- Length of time deducting and awareness of obligation to make payments by the due date
- Who is responsible for drawing up deduction details and forwarding payment by the due date
- Reason/s why the deductions were not paid by the due date
- Was the taxpayer aware that payment had not been made by the due date and that an offence was being committed?
- When did they become aware that payment had not been made and what steps were taken to rectify the situation?
- For what purpose(s) were the deductions used when not paid by the due date?
Publication of name
Section 146(1)(b) of the Tax Administration Act 1994 requires that the name of anyone liable to pay a shortfall penalty for evasion will be published in the Gazette.
This will not occur however in the case of a voluntary disclosure prior to an investigation commencing.
Burden and standard of proof
A taxpayer has the right to challenge the decision to impose a shortfall penalty through the disputes process. If the issue can not be resolved through the disputes process the taxpayer has the normal rights of review through the courts.
The burden of proof, in civil proceedings relating to the imposition of the evasion or similar act shortfall penalty, rests with the Commissioner. The standard of proof for imposition of a shortfall penalty for evasion is the "balance of probabilities".
Standard rate of penalty
The standard rate of penalty payable for evasion or a similar act is 150% of the resulting tax shortfall.
This rate may be adjusted by varying rates in the following circumstances:
- voluntary disclosure before or during an audit
- voluntary disclosure at the time of return filing
- temporary tax shortfalls
An explanation and examples of shortfall penalties and other offences and penalties can be found in Tax Information Bulletin Volume Eight, No.7 (October 1996).

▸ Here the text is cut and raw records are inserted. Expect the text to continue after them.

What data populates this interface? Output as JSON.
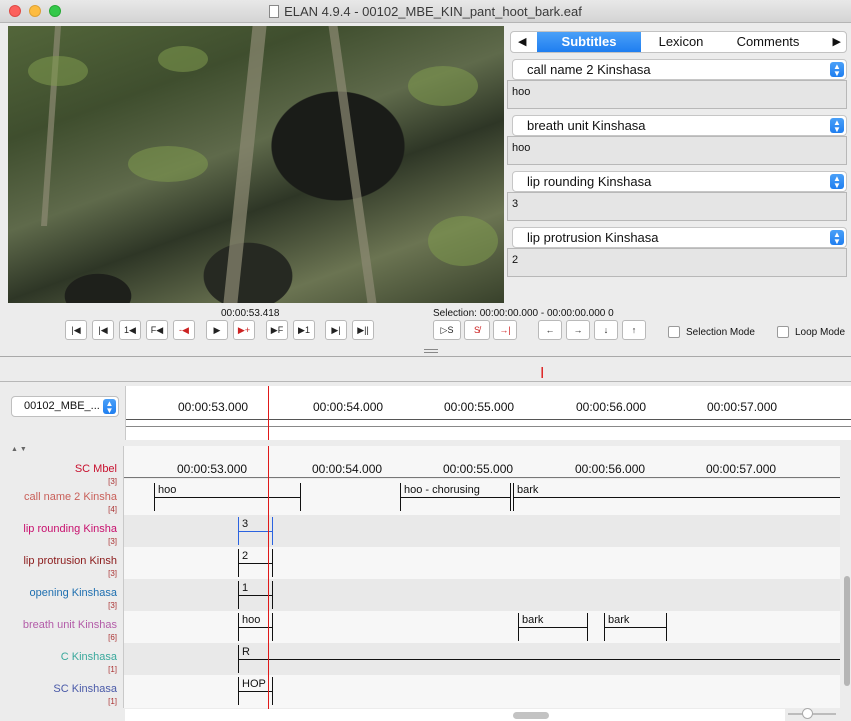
{
  "window": {
    "title": "ELAN 4.9.4 - 00102_MBE_KIN_pant_hoot_bark.eaf"
  },
  "tabs": [
    {
      "label": "Subtitles",
      "active": true
    },
    {
      "label": "Lexicon",
      "active": false
    },
    {
      "label": "Comments",
      "active": false
    }
  ],
  "subtitles": [
    {
      "tier": "call name 2 Kinshasa",
      "value": "hoo"
    },
    {
      "tier": "breath unit Kinshasa",
      "value": "hoo"
    },
    {
      "tier": "lip rounding Kinshasa",
      "value": "3"
    },
    {
      "tier": "lip protrusion Kinshasa",
      "value": "2"
    }
  ],
  "player": {
    "current_time": "00:00:53.418",
    "selection": "Selection: 00:00:00.000 - 00:00:00.000  0"
  },
  "controls": {
    "buttons": [
      "|◀",
      "|◀",
      "1◀",
      "F◀",
      "-◀",
      "▶",
      "▶+",
      "▶F",
      "▶1",
      "▶|",
      "▶||"
    ],
    "selection_buttons": [
      "▷S",
      "S̸",
      "→|"
    ],
    "nav_buttons": [
      "←",
      "→",
      "↓",
      "↑"
    ],
    "selection_mode": "Selection Mode",
    "loop_mode": "Loop Mode"
  },
  "media": {
    "selected": "00102_MBE_..."
  },
  "ruler": {
    "ticks": [
      "00:00:53.000",
      "00:00:54.000",
      "00:00:55.000",
      "00:00:56.000",
      "00:00:57.000"
    ]
  },
  "tiers": [
    {
      "name": "SC Mbel",
      "count": "[3]",
      "color": "#c8102e"
    },
    {
      "name": "call name 2 Kinsha",
      "count": "[4]",
      "color": "#c9605a"
    },
    {
      "name": "lip rounding Kinsha",
      "count": "[3]",
      "color": "#c8106e"
    },
    {
      "name": "lip protrusion Kinsh",
      "count": "[3]",
      "color": "#8b1a1a"
    },
    {
      "name": "opening Kinshasa",
      "count": "[3]",
      "color": "#1e6fb0"
    },
    {
      "name": "breath unit Kinshas",
      "count": "[6]",
      "color": "#b35ca8"
    },
    {
      "name": "C Kinshasa",
      "count": "[1]",
      "color": "#3aa89c"
    },
    {
      "name": "SC Kinshasa",
      "count": "[1]",
      "color": "#4a5aa8"
    }
  ],
  "annotations": {
    "call_hoo": "hoo",
    "call_chorus": "hoo - chorusing",
    "call_bark": "bark",
    "lip_rounding": "3",
    "lip_protrusion": "2",
    "opening": "1",
    "breath_hoo": "hoo",
    "breath_bark1": "bark",
    "breath_bark2": "bark",
    "c": "R",
    "sc": "HOP"
  },
  "colors": {
    "accent": "#1f7ef0",
    "crosshair": "#e01919"
  },
  "icons": {
    "tab_prev": "◀",
    "tab_next": "▶",
    "select_chevron": "⌃⌄"
  }
}
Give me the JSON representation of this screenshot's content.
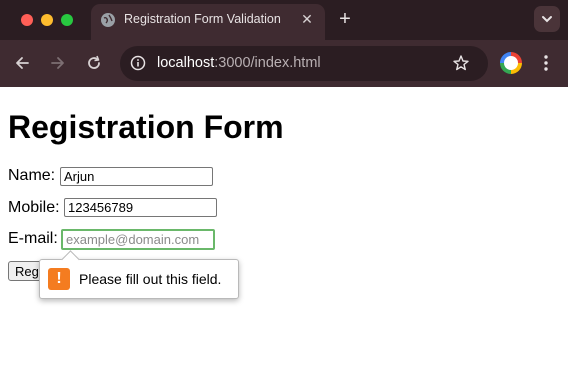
{
  "browser": {
    "tab": {
      "title": "Registration Form Validation",
      "favicon": "globe-icon"
    },
    "address": {
      "host": "localhost",
      "rest": ":3000/index.html"
    }
  },
  "form": {
    "heading": "Registration Form",
    "name": {
      "label": "Name:",
      "value": "Arjun"
    },
    "mobile": {
      "label": "Mobile:",
      "value": "123456789"
    },
    "email": {
      "label": "E-mail:",
      "value": "",
      "placeholder": "example@domain.com"
    },
    "submit_label": "Register"
  },
  "validation": {
    "message": "Please fill out this field.",
    "icon": "warning-icon"
  },
  "colors": {
    "focus_border": "#6ab86a",
    "warning": "#f47c20"
  }
}
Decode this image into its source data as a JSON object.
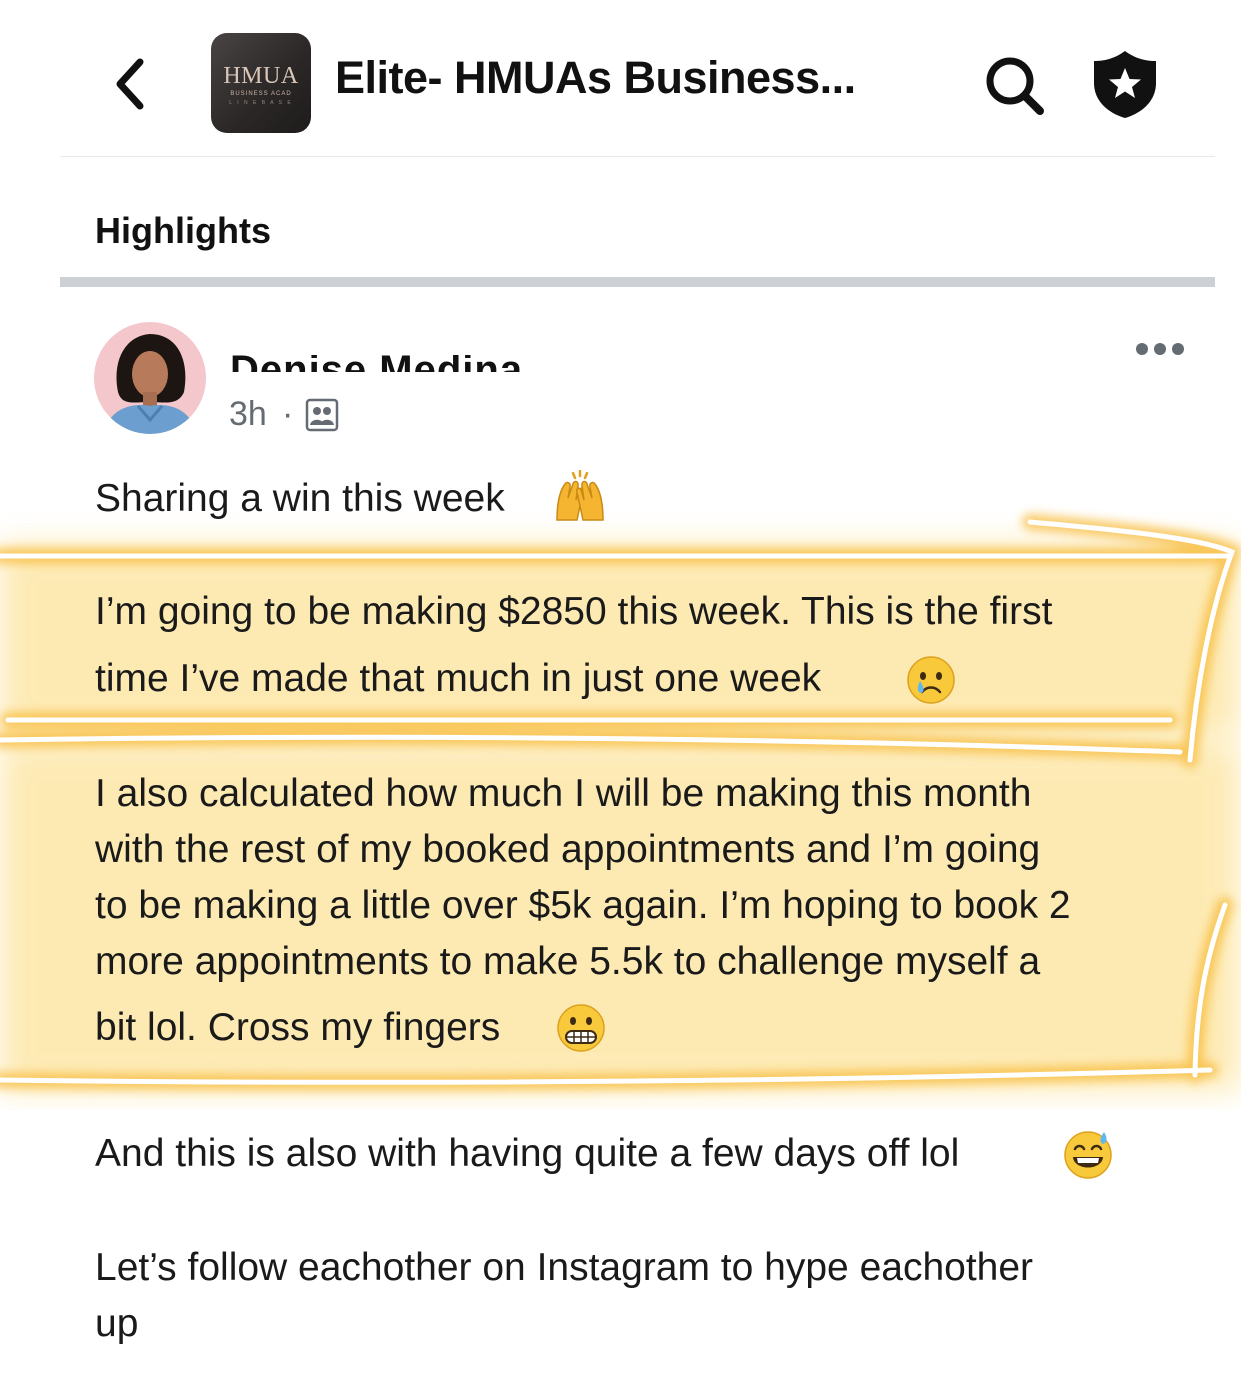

Section 141E of the Tax Administration Act 1994 provides that a taxpayer who evades or enables another person to evade the payment of tax is liable to pay a shortfall penalty of 150% of the resulting shortfall.
Situations where a refund or payment of tax is unlawfully received are also covered.
A shortfall penalty is not chargeable if the taxpayer is able to prove to the satisfaction of the Commissioner that:
- the amount of the tax deduction has been accounted for, and
- the taxpayer's failure to account for the tax within the prescribed time was due to illness, accident or other cause beyond the person's control.
Where the taxpayer enables another person to obtain a refund or payment of tax, knowing that the other person is not entitled to the refund or payment, the taxpayer is liable to pay to the Commissioner an amount equal to the shortfall penalty that would have been imposed if the other person's tax position had been the taxpayer's tax position.
National Manager, Operations Policy